The universal guideline of “don’t annoy people and respect their privacy” is worth repeating here. I know a lot of Pro players who will not accept a friend request on Facebook from someone they don’t know, but will respond to a thoughtfully-crafted and brief message.
When I started out in Vintage, I got into it just like many other players did – I started reading some articles online. I read early Stephen Menendian works, and began participating on The Mana Drain. I noticed that a local tournament in Columbus, Ohio was coming up, so I put together a deck and I went to the event. I knew several of the people there by reading their posts on TMD â€” and granted, it was a little intimidating to play against them. I kept in contact with several of the local players, including Steve M. and Kevin Cron. I soon joined their testing group, just by asking if I could tag along. It helped that I knew about the prominent decks and could play them decently.
That said, I had absolutely no collection to speak of. Still, I was able to get a lot of experience with smart players and eventually, join in on rides to events and borrow some of the pricier cards to play the format. By the time Legacy was announced, I had a group in place to talk about popular decks and get in some experience with them.
Keeping Up A Good Reputation
It’s one thing to start networking, but it takes work to sustain it. If you borrow cards from someone, you absolutely must return them as soon as you are done with them. If you scrub out of the event, desleeve your cards and give back things you borrowed. If you are in the event until the end and your buddy, who lent you those fetchlands, already left, then hand-deliver them or securely mail them.
Dragging your feet on getting back expensive or hard-to-find cards will result in having a poor reputation. I don’t want to lend cards to someone who takes three weeks, four emails, two phone calls and persistent pestering to get them back to me. I have even gone so far as to bring envelopes to events and get addresses from friends that I get cards from, to make sure that they get back to their home. When you demonstrate respect for other peoples’ cards, they are more apt to lend them out again later.
You can maintain a good reputation by not being a jerk to other people, by knowing what you are talking about without being overbearing, and by being humble about things you don’t know about. These seem like obvious points, but people mess up on this all the time. (Just ask Geordie Tait — T.F.) Often, it’s when someone wants to impress someone else, especially someone they look up to. They are inclined to make overreaching statements, only to back down when contradicted. It looks sloppy and inconsistent to everyone around.
The Bigger Picture
As some readers know, I am finishing up my time at law school. One of the consistent points about getting a good job is that you have to network with other professionals. The challenge is that networking feels strange – you’re contacting strangers, asking them to help you out. It is completely normal to think that this is unnatural behavior, because we usually find friends and mentors organically.
That said, networking in professions is expected and encouraged, and many people want to help less experienced people who share their passion for the work.

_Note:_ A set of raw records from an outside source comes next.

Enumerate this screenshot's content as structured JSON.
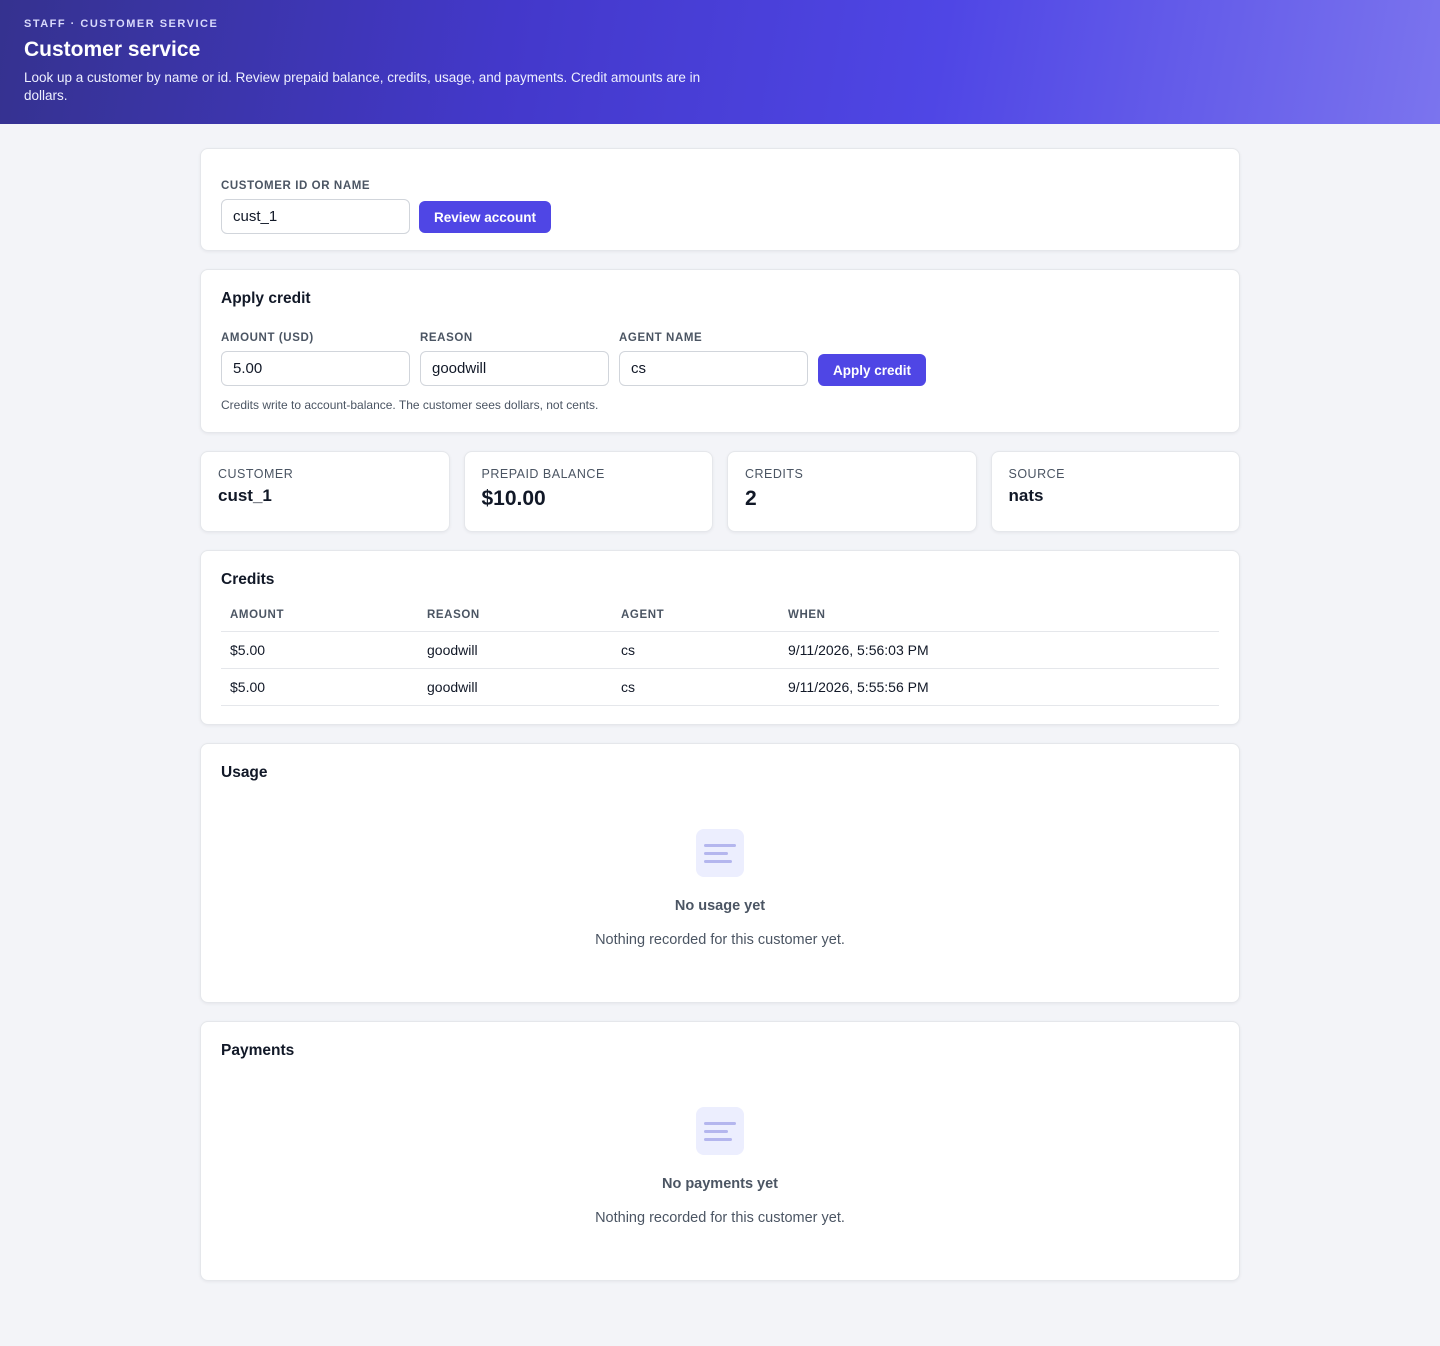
{
  "header": {
    "eyebrow": "STAFF · CUSTOMER SERVICE",
    "title": "Customer service",
    "description": "Look up a customer by name or id. Review prepaid balance, credits, usage, and payments. Credit amounts are in dollars."
  },
  "lookup": {
    "label": "CUSTOMER ID OR NAME",
    "value": "cust_1",
    "button": "Review account"
  },
  "apply_credit": {
    "title": "Apply credit",
    "amount_label": "AMOUNT (USD)",
    "amount_value": "5.00",
    "reason_label": "REASON",
    "reason_value": "goodwill",
    "agent_label": "AGENT NAME",
    "agent_value": "cs",
    "button": "Apply credit",
    "hint": "Credits write to account-balance. The customer sees dollars, not cents."
  },
  "stats": [
    {
      "label": "CUSTOMER",
      "value": "cust_1"
    },
    {
      "label": "PREPAID BALANCE",
      "value": "$10.00"
    },
    {
      "label": "CREDITS",
      "value": "2"
    },
    {
      "label": "SOURCE",
      "value": "nats"
    }
  ],
  "credits": {
    "title": "Credits",
    "columns": [
      "AMOUNT",
      "REASON",
      "AGENT",
      "WHEN"
    ],
    "rows": [
      {
        "amount": "$5.00",
        "reason": "goodwill",
        "agent": "cs",
        "when": "9/11/2026, 5:56:03 PM"
      },
      {
        "amount": "$5.00",
        "reason": "goodwill",
        "agent": "cs",
        "when": "9/11/2026, 5:55:56 PM"
      }
    ]
  },
  "usage": {
    "title": "Usage",
    "empty_title": "No usage yet",
    "empty_text": "Nothing recorded for this customer yet.",
    "icon": "list-icon"
  },
  "payments": {
    "title": "Payments",
    "empty_title": "No payments yet",
    "empty_text": "Nothing recorded for this customer yet.",
    "icon": "list-icon"
  },
  "colors": {
    "accent": "#4f46e5",
    "hero_start": "#35328f",
    "hero_end": "#7b74ee",
    "background": "#f3f4f8"
  }
}
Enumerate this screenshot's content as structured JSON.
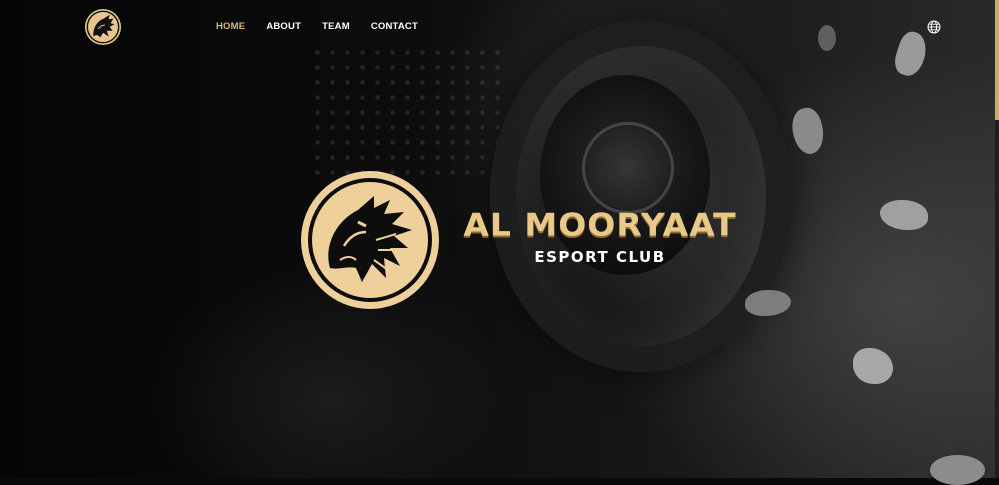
{
  "brand": {
    "title": "AL MOORYAAT",
    "subtitle": "ESPORT CLUB",
    "accent_color": "#e9c98a",
    "logo_icon": "wolf-head-emblem"
  },
  "nav": {
    "items": [
      {
        "label": "HOME",
        "active": true
      },
      {
        "label": "ABOUT",
        "active": false
      },
      {
        "label": "TEAM",
        "active": false
      },
      {
        "label": "CONTACT",
        "active": false
      }
    ],
    "active_color": "#d9b77a",
    "language_icon": "globe-icon"
  }
}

At least with Magic, you can offer something to anyone you talk to â€” be it a seat in a car, a ride, a testing partner, or sideboarding tips. Getting some experience with reaching out to strangers pays off in many other parts of your life, especially if you plan to be in a professional career.
If you are already a professional, then Magic networking can either be a refresher course in meeting new people, or a development tool for learning a skill you might not have had before. In any case, Magic networking can pay off, both inside and outside of the tournament setting.
It is the most uncomfortable thing to talk to people you don’t know â€” but every time you attempt it, it gets easier. I promise.